This book follows Gustav Perle, a young boy growing up in post-WW2 Switzerland. When a new student named Anton Zwiebel joins his school, Gustav takes him under his wing and forges a close, lifelong friendship with him. As Gustav grows up with an absent father and a cold, distant mother, his friendship with Gustav remains the only constant in his life. In the middle of the book, we go back in time and learn more about his parents’ lives and how they came to be in the shape they are now. I wasn’t expecting this shift in timeline but it’s something I absolutely loved and gave the novel a lot more depth.

Even though this book is receiving so much hype and award recognition recently, it still defied my expectations. I’ll admit that before starting this novel, I assumed it would be a novel revolving around the Holocaust. Whilst there’s nothing wrong with those novels, I can’t help feeling they’ve been overdone.

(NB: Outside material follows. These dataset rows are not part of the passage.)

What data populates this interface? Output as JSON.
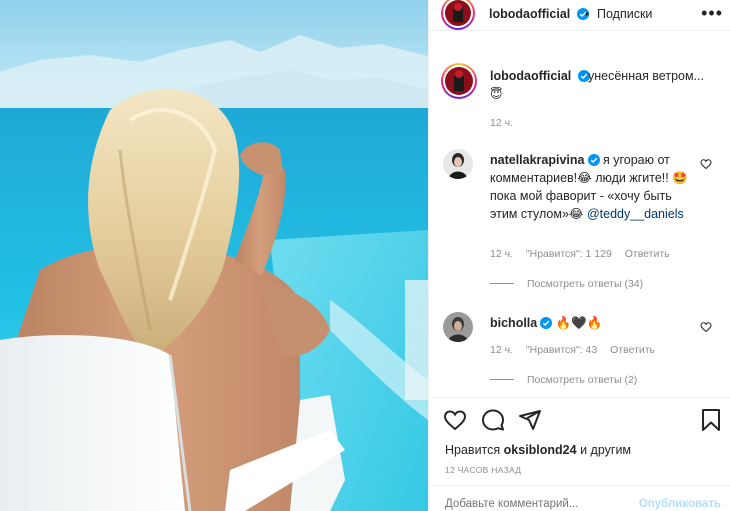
{
  "post": {
    "author": "lobodaofficial",
    "follow_label": "Подписки",
    "dot": "•",
    "more": "•••",
    "caption": "унесённая ветром...",
    "caption_emoji": "😇",
    "caption_time": "12 ч."
  },
  "comments": [
    {
      "user": "natellakrapivina",
      "text_before": "я угораю от комментариев!😂 люди жгите!! 🤩 пока мой фаворит - «хочу быть этим стулом»😂 ",
      "mention": "@teddy__daniels",
      "time": "12 ч.",
      "likes": "\"Нравится\": 1 129",
      "reply": "Ответить",
      "view_replies": "Посмотреть ответы (34)"
    },
    {
      "user": "bicholla",
      "text_before": "🔥🖤🔥",
      "mention": "",
      "time": "12 ч.",
      "likes": "\"Нравится\": 43",
      "reply": "Ответить",
      "view_replies": "Посмотреть ответы (2)"
    }
  ],
  "actions": {
    "likes_prefix": "Нравится",
    "likes_user": "oksiblond24",
    "likes_suffix": "и другим",
    "date": "12 ЧАСОВ НАЗАД",
    "add_comment_placeholder": "Добавьте комментарий...",
    "publish_label": "Опубликовать"
  },
  "colors": {
    "verified": "#0095f6",
    "link": "#00376b",
    "muted": "#8e8e8e"
  },
  "icons": [
    "more-icon",
    "verified-icon",
    "heart-icon",
    "comment-icon",
    "share-icon",
    "bookmark-icon"
  ]
}
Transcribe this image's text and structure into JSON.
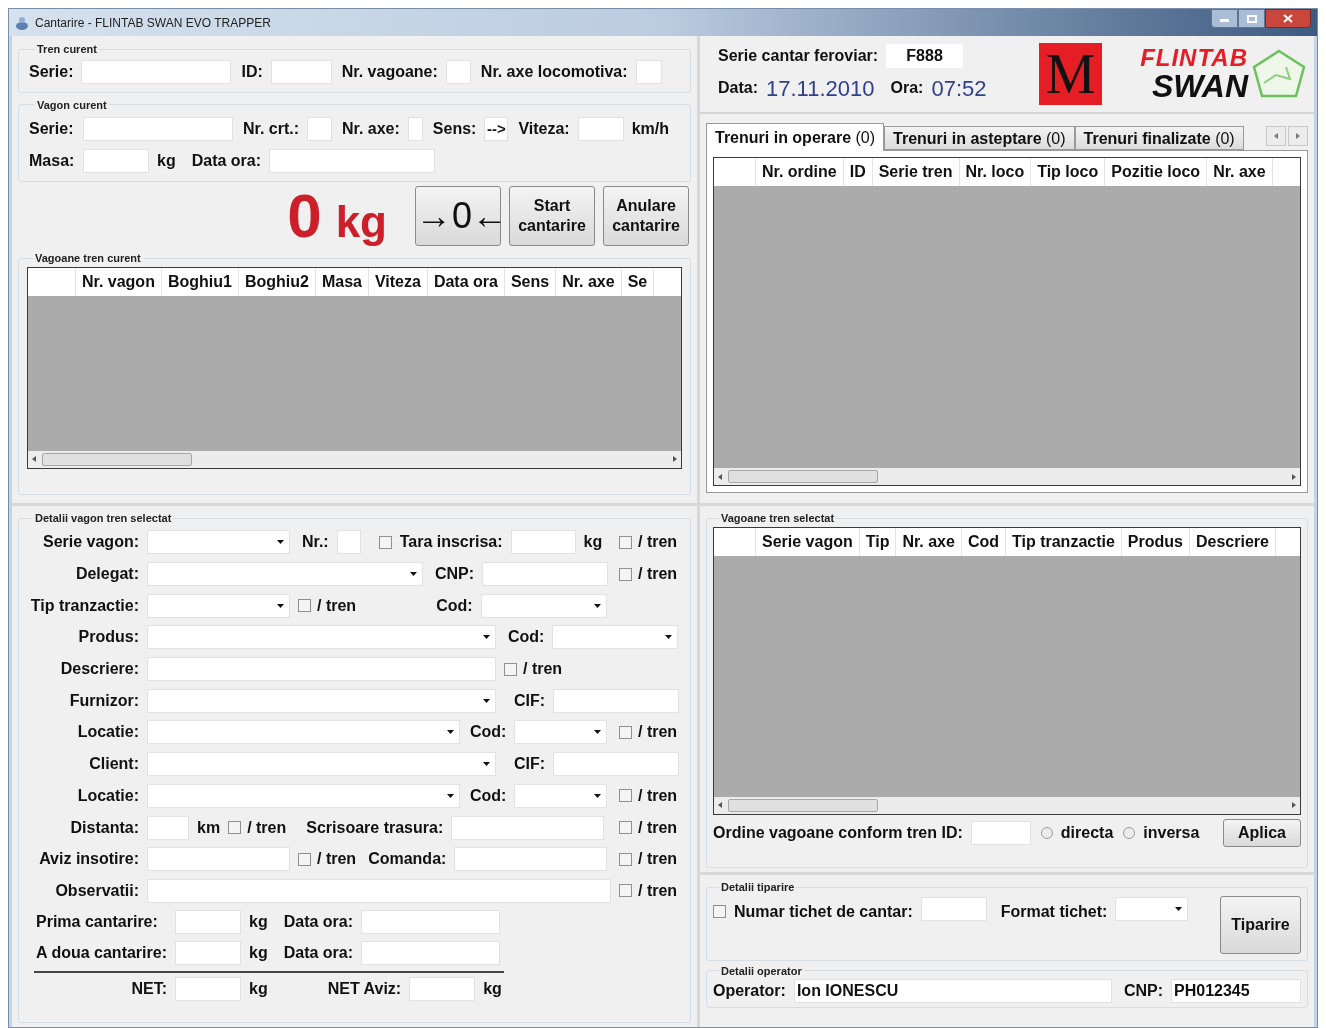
{
  "window": {
    "title": "Cantarire - FLINTAB SWAN EVO TRAPPER"
  },
  "tren_curent": {
    "title": "Tren curent",
    "rows": [
      [
        {
          "kind": "label",
          "text": "Serie:"
        },
        {
          "kind": "field"
        },
        {
          "kind": "label",
          "text": "ID:"
        },
        {
          "kind": "field"
        },
        {
          "kind": "label",
          "text": "Nr. vagoane:"
        },
        {
          "kind": "field"
        },
        {
          "kind": "label",
          "text": "Nr. axe locomotiva:"
        },
        {
          "kind": "field"
        }
      ]
    ]
  },
  "vagon_curent": {
    "title": "Vagon curent",
    "rows": [
      [
        {
          "kind": "label",
          "text": "Serie:"
        },
        {
          "kind": "field"
        },
        {
          "kind": "label",
          "text": "Nr. crt.:"
        },
        {
          "kind": "field"
        },
        {
          "kind": "label",
          "text": "Nr. axe:"
        },
        {
          "kind": "field"
        },
        {
          "kind": "label",
          "text": "Sens:"
        },
        {
          "kind": "field",
          "value": "-->"
        },
        {
          "kind": "label",
          "text": "Viteza:"
        },
        {
          "kind": "field"
        },
        {
          "kind": "unit",
          "text": "km/h"
        }
      ],
      [
        {
          "kind": "label",
          "text": "Masa:"
        },
        {
          "kind": "field"
        },
        {
          "kind": "unit",
          "text": "kg"
        },
        {
          "kind": "label",
          "text": "Data ora:"
        },
        {
          "kind": "field"
        }
      ]
    ]
  },
  "cantarire": {
    "value": "0",
    "unit": "kg",
    "buttons": [
      {
        "kind": "zero",
        "label": "→0←"
      },
      {
        "kind": "action",
        "label": "Start cantarire"
      },
      {
        "kind": "action",
        "label": "Anulare cantarire"
      }
    ]
  },
  "vagoane_tren_curent": {
    "title": "Vagoane tren curent",
    "columns": [
      "Nr. vagon",
      "Boghiu1",
      "Boghiu2",
      "Masa",
      "Viteza",
      "Data ora",
      "Sens",
      "Nr. axe",
      "Se"
    ]
  },
  "cantar": {
    "serie_label": "Serie cantar feroviar:",
    "serie": "F888",
    "data_label": "Data:",
    "data": "17.11.2010",
    "ora_label": "Ora:",
    "ora": "07:52"
  },
  "brand": {
    "mark": "M",
    "line_1": "FLINTAB",
    "line_2": "SWAN"
  },
  "tabs": [
    {
      "label": "**Trenuri in operare** (0)",
      "selected": true
    },
    {
      "label": "**Trenuri in asteptare** (0)",
      "selected": false
    },
    {
      "label": "**Trenuri finalizate** (0)",
      "selected": false
    }
  ],
  "trenuri_table": {
    "columns": [
      "Nr. ordine",
      "ID",
      "Serie tren",
      "Nr. loco",
      "Tip loco",
      "Pozitie loco",
      "Nr. axe"
    ]
  },
  "detalii_vagon": {
    "title": "Detalii vagon tren selectat",
    "rows": [
      {
        "items": [
          {
            "kind": "label",
            "text": "Serie vagon:"
          },
          {
            "kind": "combo"
          },
          {
            "kind": "label",
            "text": "Nr.:"
          },
          {
            "kind": "field"
          },
          {
            "kind": "check",
            "checked": false
          },
          {
            "kind": "label",
            "text": "Tara inscrisa:"
          },
          {
            "kind": "field"
          },
          {
            "kind": "unit",
            "text": "kg"
          }
        ],
        "tren": {
          "checked": false,
          "label": "/ tren"
        }
      },
      {
        "items": [
          {
            "kind": "label",
            "text": "Delegat:"
          },
          {
            "kind": "combo"
          },
          {
            "kind": "label",
            "text": "CNP:"
          },
          {
            "kind": "field"
          }
        ],
        "tren": {
          "checked": false,
          "label": "/ tren"
        }
      },
      {
        "items": [
          {
            "kind": "label",
            "text": "Tip tranzactie:"
          },
          {
            "kind": "combo"
          },
          {
            "kind": "check",
            "checked": false,
            "label": "/ tren"
          },
          {
            "kind": "label",
            "text": "Cod:"
          },
          {
            "kind": "combo"
          }
        ]
      },
      {
        "items": [
          {
            "kind": "label",
            "text": "Produs:"
          },
          {
            "kind": "combo"
          },
          {
            "kind": "label",
            "text": "Cod:"
          },
          {
            "kind": "combo"
          }
        ]
      },
      {
        "items": [
          {
            "kind": "label",
            "text": "Descriere:"
          },
          {
            "kind": "field"
          },
          {
            "kind": "check",
            "checked": false,
            "label": "/ tren"
          }
        ]
      },
      {
        "items": [
          {
            "kind": "label",
            "text": "Furnizor:"
          },
          {
            "kind": "combo"
          },
          {
            "kind": "label",
            "text": "CIF:"
          },
          {
            "kind": "field"
          }
        ]
      },
      {
        "items": [
          {
            "kind": "label",
            "text": "Locatie:"
          },
          {
            "kind": "combo"
          },
          {
            "kind": "label",
            "text": "Cod:"
          },
          {
            "kind": "combo"
          }
        ],
        "tren": {
          "checked": false,
          "label": "/ tren"
        }
      },
      {
        "items": [
          {
            "kind": "label",
            "text": "Client:"
          },
          {
            "kind": "combo"
          },
          {
            "kind": "label",
            "text": "CIF:"
          },
          {
            "kind": "field"
          }
        ]
      },
      {
        "items": [
          {
            "kind": "label",
            "text": "Locatie:"
          },
          {
            "kind": "combo"
          },
          {
            "kind": "label",
            "text": "Cod:"
          },
          {
            "kind": "combo"
          }
        ],
        "tren": {
          "checked": false,
          "label": "/ tren"
        }
      },
      {
        "items": [
          {
            "kind": "label",
            "text": "Distanta:"
          },
          {
            "kind": "field"
          },
          {
            "kind": "unit",
            "text": "km"
          },
          {
            "kind": "check",
            "checked": false,
            "label": "/ tren"
          },
          {
            "kind": "label",
            "text": "Scrisoare trasura:"
          },
          {
            "kind": "field"
          }
        ],
        "tren": {
          "checked": false,
          "label": "/ tren"
        }
      },
      {
        "items": [
          {
            "kind": "label",
            "text": "Aviz insotire:"
          },
          {
            "kind": "field"
          },
          {
            "kind": "check",
            "checked": false,
            "label": "/ tren"
          },
          {
            "kind": "label",
            "text": "Comanda:"
          },
          {
            "kind": "field"
          }
        ],
        "tren": {
          "checked": false,
          "label": "/ tren"
        }
      },
      {
        "items": [
          {
            "kind": "label",
            "text": "Observatii:"
          },
          {
            "kind": "field"
          }
        ],
        "tren": {
          "checked": false,
          "label": "/ tren"
        }
      }
    ],
    "weighings": [
      [
        {
          "kind": "label",
          "text": "Prima cantarire:"
        },
        {
          "kind": "field"
        },
        {
          "kind": "unit",
          "text": "kg"
        },
        {
          "kind": "label",
          "text": "Data ora:"
        },
        {
          "kind": "field"
        }
      ],
      [
        {
          "kind": "label",
          "text": "A doua cantarire:"
        },
        {
          "kind": "field"
        },
        {
          "kind": "unit",
          "text": "kg"
        },
        {
          "kind": "label",
          "text": "Data ora:"
        },
        {
          "kind": "field"
        }
      ]
    ],
    "net": [
      [
        {
          "kind": "label",
          "text": "NET:"
        },
        {
          "kind": "field"
        },
        {
          "kind": "unit",
          "text": "kg"
        },
        {
          "kind": "label",
          "text": "NET Aviz:"
        },
        {
          "kind": "field"
        },
        {
          "kind": "unit",
          "text": "kg"
        }
      ]
    ]
  },
  "vagoane_tren_selectat": {
    "title": "Vagoane tren selectat",
    "columns": [
      "Serie vagon",
      "Tip",
      "Nr. axe",
      "Cod",
      "Tip tranzactie",
      "Produs",
      "Descriere"
    ]
  },
  "ordine": {
    "label": "Ordine vagoane conform tren ID:",
    "options": [
      {
        "label": "directa",
        "selected": false
      },
      {
        "label": "inversa",
        "selected": false
      }
    ],
    "button": "Aplica"
  },
  "detalii_tiparire": {
    "title": "Detalii tiparire",
    "numar": {
      "label": "Numar tichet de cantar:",
      "checked": false
    },
    "format_label": "Format tichet:",
    "button": "Tiparire"
  },
  "detalii_operator": {
    "title": "Detalii operator",
    "operator_label": "Operator:",
    "operator": "Ion IONESCU",
    "cnp_label": "CNP:",
    "cnp": "PH012345"
  }
}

Rose Tremain managed to take this moment in history and make it completely unique.

I’d say it’s best to go into this novel without knowing too much other than the two main characters. There’s a host of other characters which make this novel, but part of their charm is discovering how they all come into Gustav and Anton’s life. They are characters which have stuck with me long after I turned the final page. Luckily for me, Rose Tremain seems to have a lengthy backlist of novels which I’m eager to explore. I’ll be following up with The Road Home in the next few months.

If you’ve read The Gustav Sonata, do let me know your thoughts in the comments below.

Buy the book here.